To write the Great American Novel you’ve got to slip out of bed before the dawn catches up, before the inner critic snuffs you out, before the day job begins. You’ve got to get up and sit at your desk and turn on the computer. If you’re lucky, you’ll have one hour of uninterrupted writing time—one thousand words, easy. It’s you, the computer, and a vast subconscious ready to spill forth.
That’s the ideal.
Here’s the reality.
I stagger out of bed at six a.m. and fire up the computer. The hard drive makes clicking noises like toenails on a hardwood floor, and out pops a message on the screen:
Your computer may be at risk.
Meaning it might not be.
I waste precious minutes speculating on whether to ignore the message. Will I lose the fifty million drafts of The Great American Novel? I decide not to chance it.
I click on the message box. The computer whisks me off to McAfee Land and asks for my credit card. I grumble and get up and fumble through my purse and flip through my wallet and thumb the card from its plastic sleeve and squint at the number and type it in. I click a few more boxes, the hard drive makes digesting sounds and…hold on, did it just ask for my credit card?

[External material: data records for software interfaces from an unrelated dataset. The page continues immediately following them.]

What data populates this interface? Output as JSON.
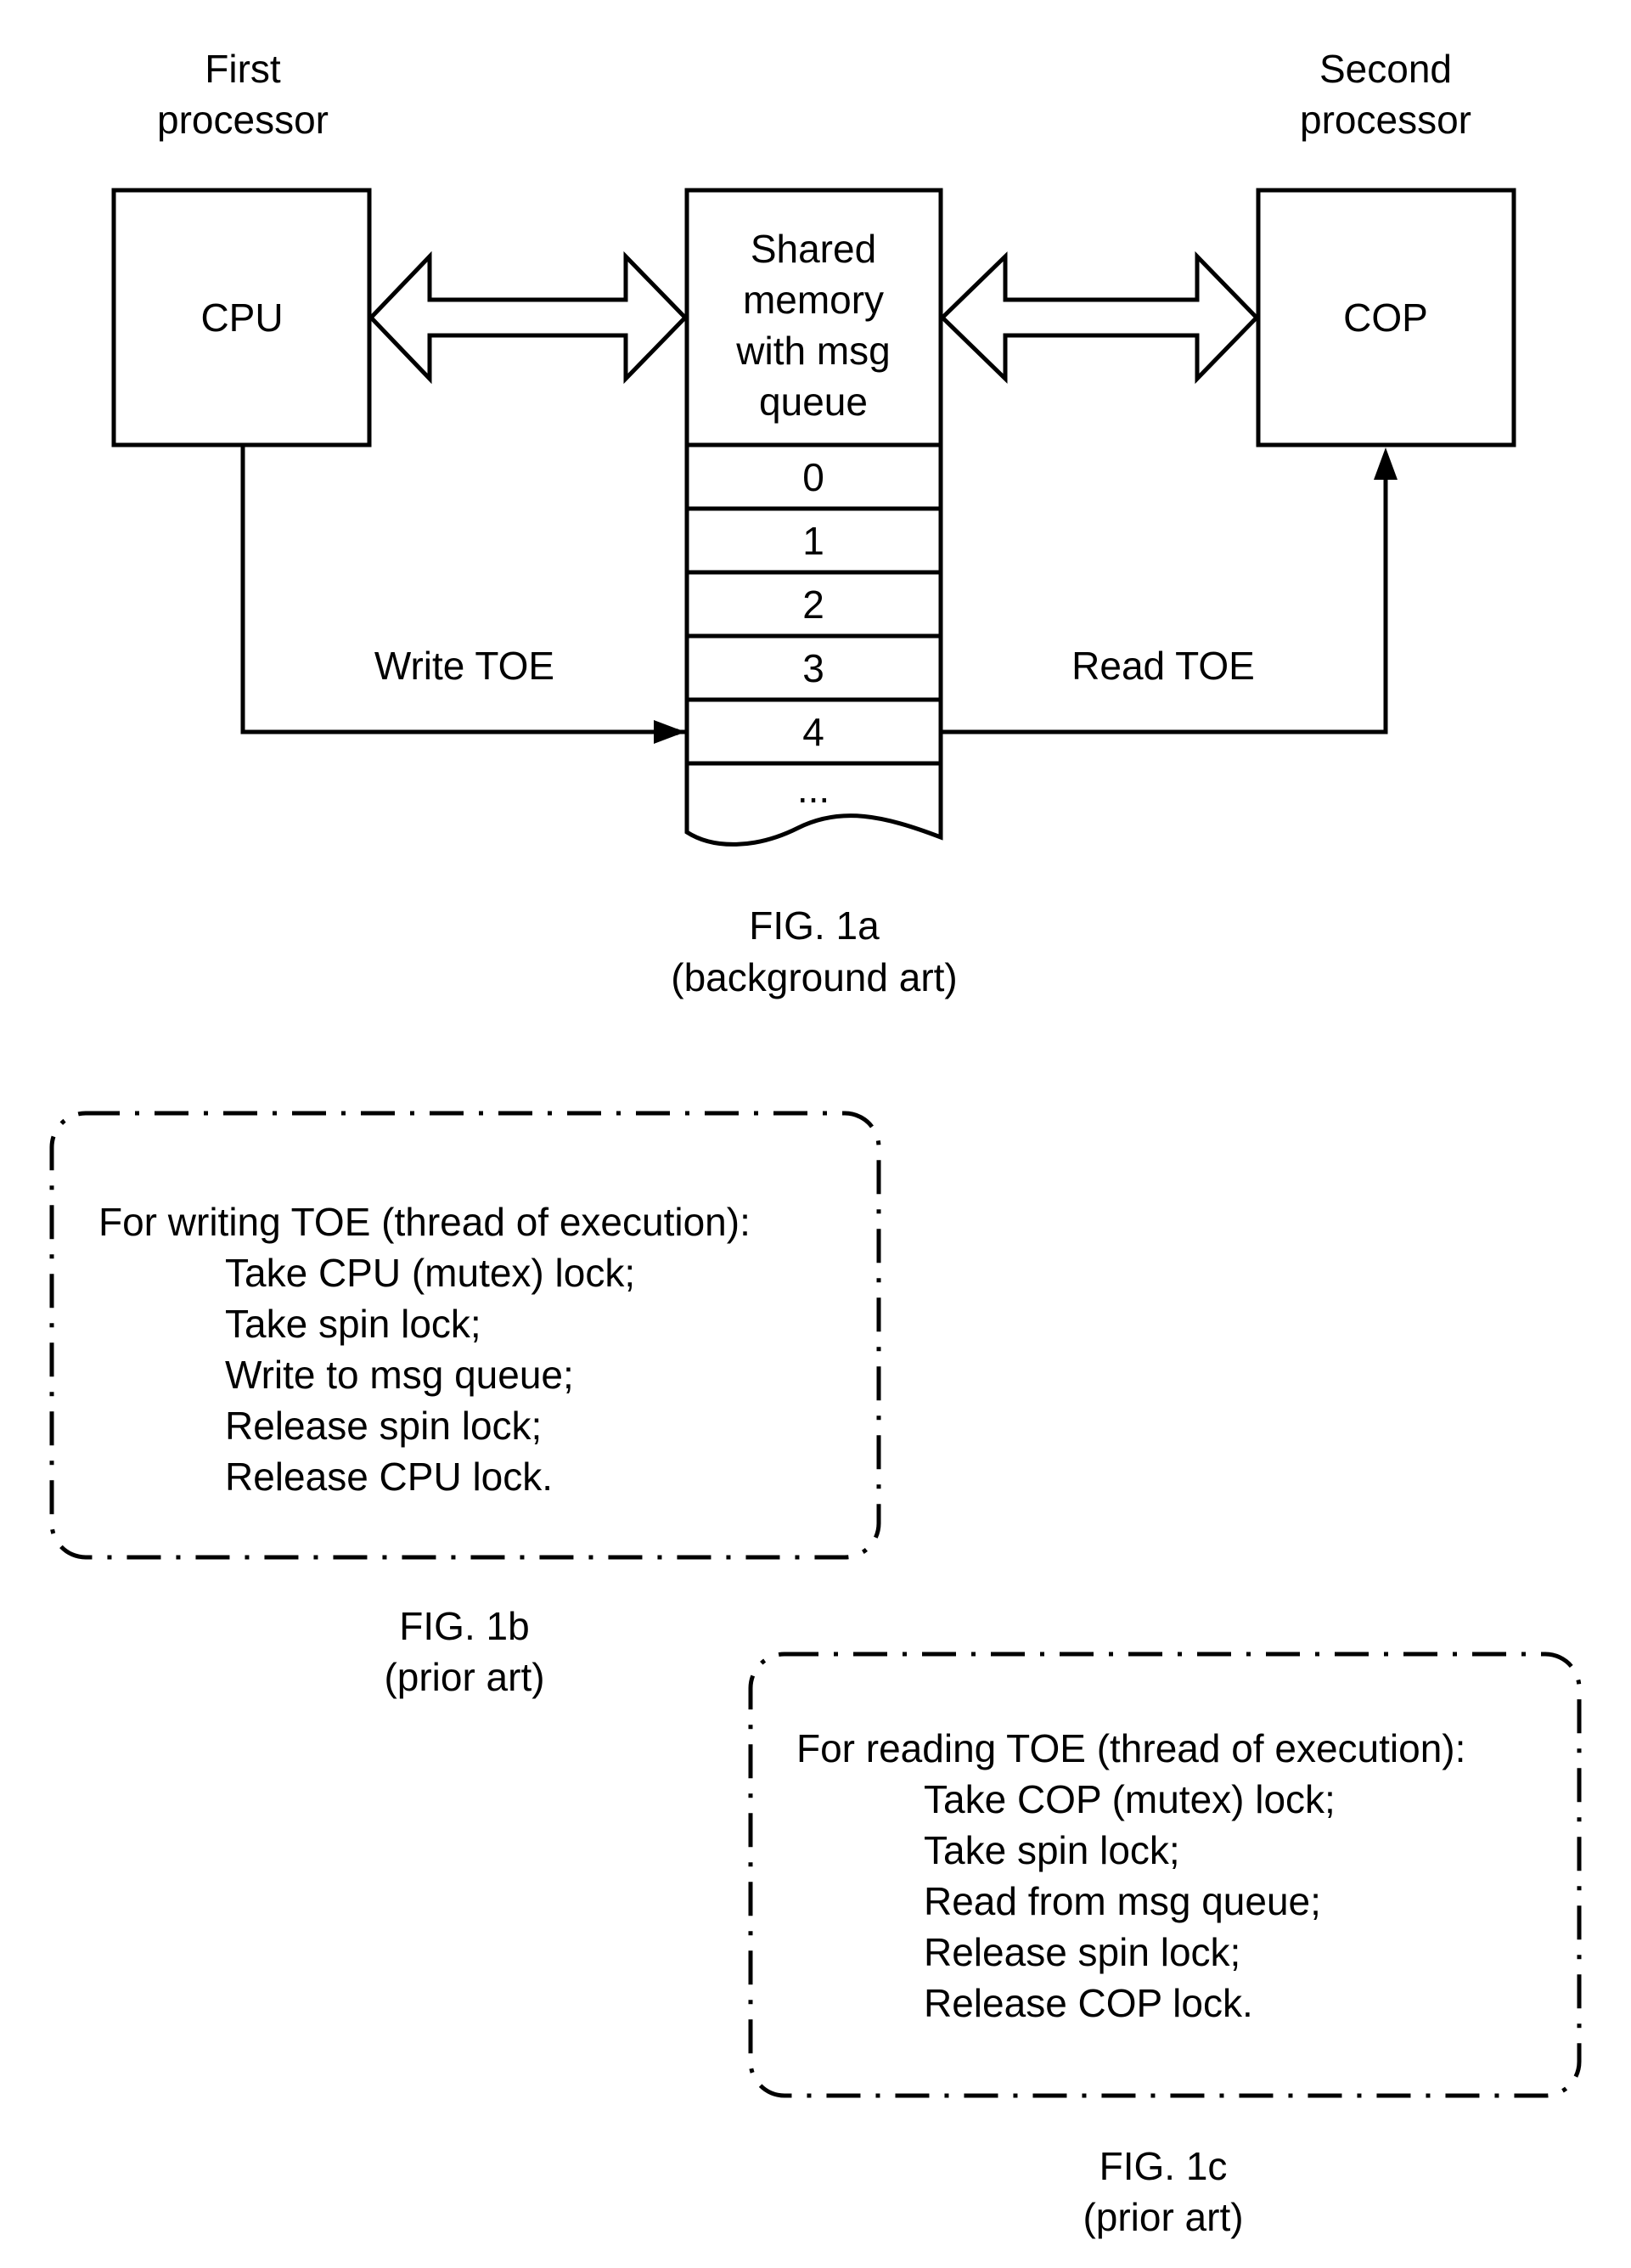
{
  "fig1a": {
    "first_processor": [
      "First",
      "processor"
    ],
    "second_processor": [
      "Second",
      "processor"
    ],
    "cpu_label": "CPU",
    "cop_label": "COP",
    "shared_memory": [
      "Shared",
      "memory",
      "with msg",
      "queue"
    ],
    "queue_slots": [
      "0",
      "1",
      "2",
      "3",
      "4",
      "..."
    ],
    "write_label": "Write TOE",
    "read_label": "Read TOE",
    "caption": [
      "FIG. 1a",
      "(background art)"
    ]
  },
  "fig1b": {
    "heading": "For writing TOE (thread of execution):",
    "steps": [
      "Take CPU (mutex) lock;",
      "Take spin lock;",
      "Write to msg queue;",
      "Release spin lock;",
      "Release CPU lock."
    ],
    "caption": [
      "FIG. 1b",
      "(prior art)"
    ]
  },
  "fig1c": {
    "heading": "For reading TOE (thread of execution):",
    "steps": [
      "Take COP (mutex) lock;",
      "Take spin lock;",
      "Read from msg queue;",
      "Release spin lock;",
      "Release COP lock."
    ],
    "caption": [
      "FIG. 1c",
      "(prior art)"
    ]
  }
}
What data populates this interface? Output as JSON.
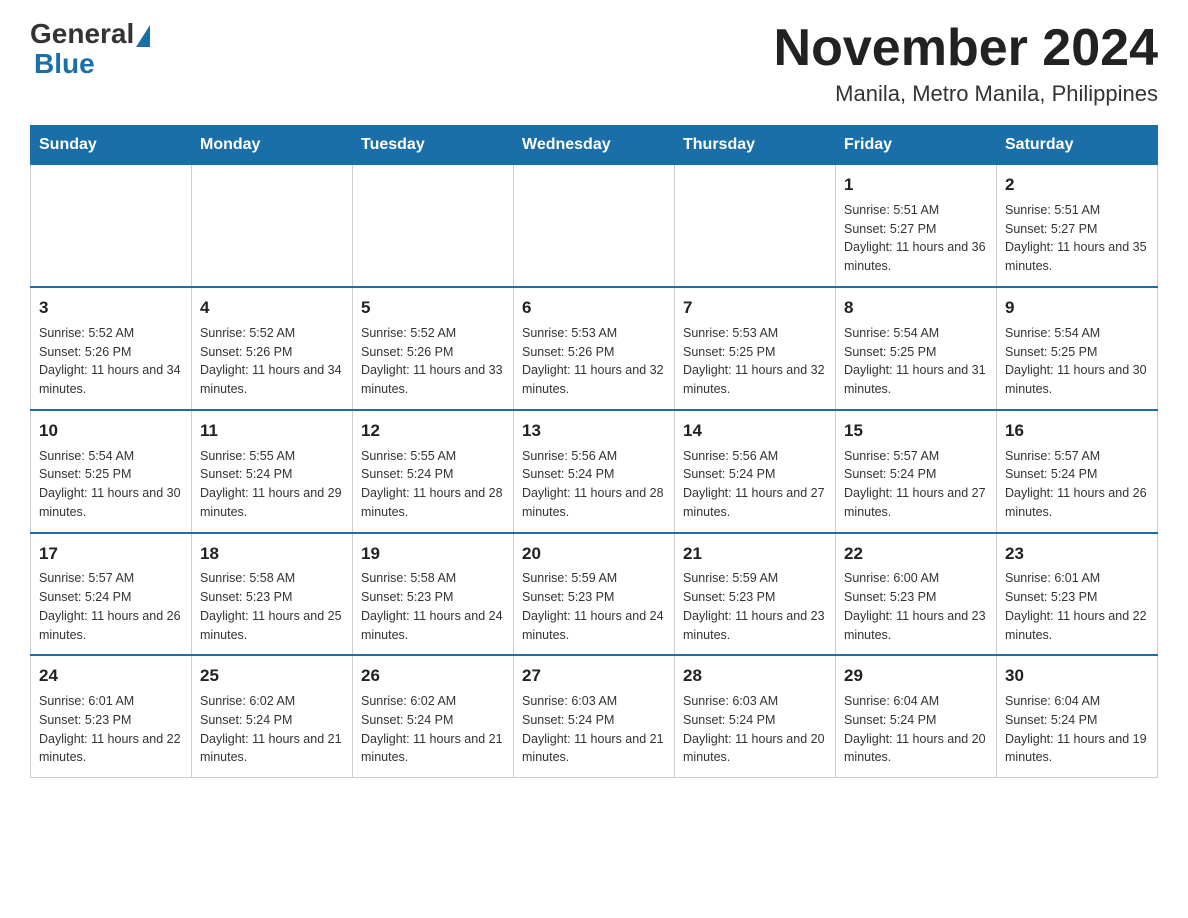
{
  "header": {
    "logo_general": "General",
    "logo_blue": "Blue",
    "month_year": "November 2024",
    "location": "Manila, Metro Manila, Philippines"
  },
  "days_of_week": [
    "Sunday",
    "Monday",
    "Tuesday",
    "Wednesday",
    "Thursday",
    "Friday",
    "Saturday"
  ],
  "weeks": [
    [
      {
        "day": "",
        "info": ""
      },
      {
        "day": "",
        "info": ""
      },
      {
        "day": "",
        "info": ""
      },
      {
        "day": "",
        "info": ""
      },
      {
        "day": "",
        "info": ""
      },
      {
        "day": "1",
        "info": "Sunrise: 5:51 AM\nSunset: 5:27 PM\nDaylight: 11 hours and 36 minutes."
      },
      {
        "day": "2",
        "info": "Sunrise: 5:51 AM\nSunset: 5:27 PM\nDaylight: 11 hours and 35 minutes."
      }
    ],
    [
      {
        "day": "3",
        "info": "Sunrise: 5:52 AM\nSunset: 5:26 PM\nDaylight: 11 hours and 34 minutes."
      },
      {
        "day": "4",
        "info": "Sunrise: 5:52 AM\nSunset: 5:26 PM\nDaylight: 11 hours and 34 minutes."
      },
      {
        "day": "5",
        "info": "Sunrise: 5:52 AM\nSunset: 5:26 PM\nDaylight: 11 hours and 33 minutes."
      },
      {
        "day": "6",
        "info": "Sunrise: 5:53 AM\nSunset: 5:26 PM\nDaylight: 11 hours and 32 minutes."
      },
      {
        "day": "7",
        "info": "Sunrise: 5:53 AM\nSunset: 5:25 PM\nDaylight: 11 hours and 32 minutes."
      },
      {
        "day": "8",
        "info": "Sunrise: 5:54 AM\nSunset: 5:25 PM\nDaylight: 11 hours and 31 minutes."
      },
      {
        "day": "9",
        "info": "Sunrise: 5:54 AM\nSunset: 5:25 PM\nDaylight: 11 hours and 30 minutes."
      }
    ],
    [
      {
        "day": "10",
        "info": "Sunrise: 5:54 AM\nSunset: 5:25 PM\nDaylight: 11 hours and 30 minutes."
      },
      {
        "day": "11",
        "info": "Sunrise: 5:55 AM\nSunset: 5:24 PM\nDaylight: 11 hours and 29 minutes."
      },
      {
        "day": "12",
        "info": "Sunrise: 5:55 AM\nSunset: 5:24 PM\nDaylight: 11 hours and 28 minutes."
      },
      {
        "day": "13",
        "info": "Sunrise: 5:56 AM\nSunset: 5:24 PM\nDaylight: 11 hours and 28 minutes."
      },
      {
        "day": "14",
        "info": "Sunrise: 5:56 AM\nSunset: 5:24 PM\nDaylight: 11 hours and 27 minutes."
      },
      {
        "day": "15",
        "info": "Sunrise: 5:57 AM\nSunset: 5:24 PM\nDaylight: 11 hours and 27 minutes."
      },
      {
        "day": "16",
        "info": "Sunrise: 5:57 AM\nSunset: 5:24 PM\nDaylight: 11 hours and 26 minutes."
      }
    ],
    [
      {
        "day": "17",
        "info": "Sunrise: 5:57 AM\nSunset: 5:24 PM\nDaylight: 11 hours and 26 minutes."
      },
      {
        "day": "18",
        "info": "Sunrise: 5:58 AM\nSunset: 5:23 PM\nDaylight: 11 hours and 25 minutes."
      },
      {
        "day": "19",
        "info": "Sunrise: 5:58 AM\nSunset: 5:23 PM\nDaylight: 11 hours and 24 minutes."
      },
      {
        "day": "20",
        "info": "Sunrise: 5:59 AM\nSunset: 5:23 PM\nDaylight: 11 hours and 24 minutes."
      },
      {
        "day": "21",
        "info": "Sunrise: 5:59 AM\nSunset: 5:23 PM\nDaylight: 11 hours and 23 minutes."
      },
      {
        "day": "22",
        "info": "Sunrise: 6:00 AM\nSunset: 5:23 PM\nDaylight: 11 hours and 23 minutes."
      },
      {
        "day": "23",
        "info": "Sunrise: 6:01 AM\nSunset: 5:23 PM\nDaylight: 11 hours and 22 minutes."
      }
    ],
    [
      {
        "day": "24",
        "info": "Sunrise: 6:01 AM\nSunset: 5:23 PM\nDaylight: 11 hours and 22 minutes."
      },
      {
        "day": "25",
        "info": "Sunrise: 6:02 AM\nSunset: 5:24 PM\nDaylight: 11 hours and 21 minutes."
      },
      {
        "day": "26",
        "info": "Sunrise: 6:02 AM\nSunset: 5:24 PM\nDaylight: 11 hours and 21 minutes."
      },
      {
        "day": "27",
        "info": "Sunrise: 6:03 AM\nSunset: 5:24 PM\nDaylight: 11 hours and 21 minutes."
      },
      {
        "day": "28",
        "info": "Sunrise: 6:03 AM\nSunset: 5:24 PM\nDaylight: 11 hours and 20 minutes."
      },
      {
        "day": "29",
        "info": "Sunrise: 6:04 AM\nSunset: 5:24 PM\nDaylight: 11 hours and 20 minutes."
      },
      {
        "day": "30",
        "info": "Sunrise: 6:04 AM\nSunset: 5:24 PM\nDaylight: 11 hours and 19 minutes."
      }
    ]
  ]
}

Your subscription has expired.
It tells me to wait. This could take awhile. I shrug and open the latest draft of The Great American Novel and the computer powers down and The Great American Novel disappears. Aiiiiyyyy!!! The computer powers up, makes more toenail sounds, and tells me it will take five hours to install…
What happened to five?
…and ten seconds…
…three minutes and five seconds… four minutes and twenty seconds...two minutes and fifteen seconds…
I wonder who’s controlling it. I wonder if this is what happens during REM sleep….all those back and forth eye movements; are we being controlled by some outside force? Does it power us down, make some adjustments and power us back up in the morning?
Please wait while we download your files.
THIS IS WHY I CAN’T FINISH MY NOVEL!
Once upon a time, if you were a Great American Novelist, you used a manual typewriter. You stuck a blank sheet of paper behind the platen and rolled the paper up behind the ribbon and hunched forward and began typing. At the end of the line you shifted the carriage return lever and continued typing. At the end of the page you slotted up another sheet and off you went. The paper didn’t disappear and reappear. You didn’t need a printer or a hard drive or a backup disc to remember what you’d written. It was you, the paper and the typewriter.
Before that, you wrote by hand. No keys to punch, no paper to reload, no electrical plugs that needed outlets or wireless connections that needed passwords. No booting up or rebooting or getting the boot. It was you, your quill pen, the parchment and the candlelight.
Before that, you talked. You hunkered down around the campfire shoulder to shoulder and told your story. Nobody interrupted and demanded your credit card. It was you, your tribe, and the lights from a billion stars.
And nothing prevented you from finishing your story.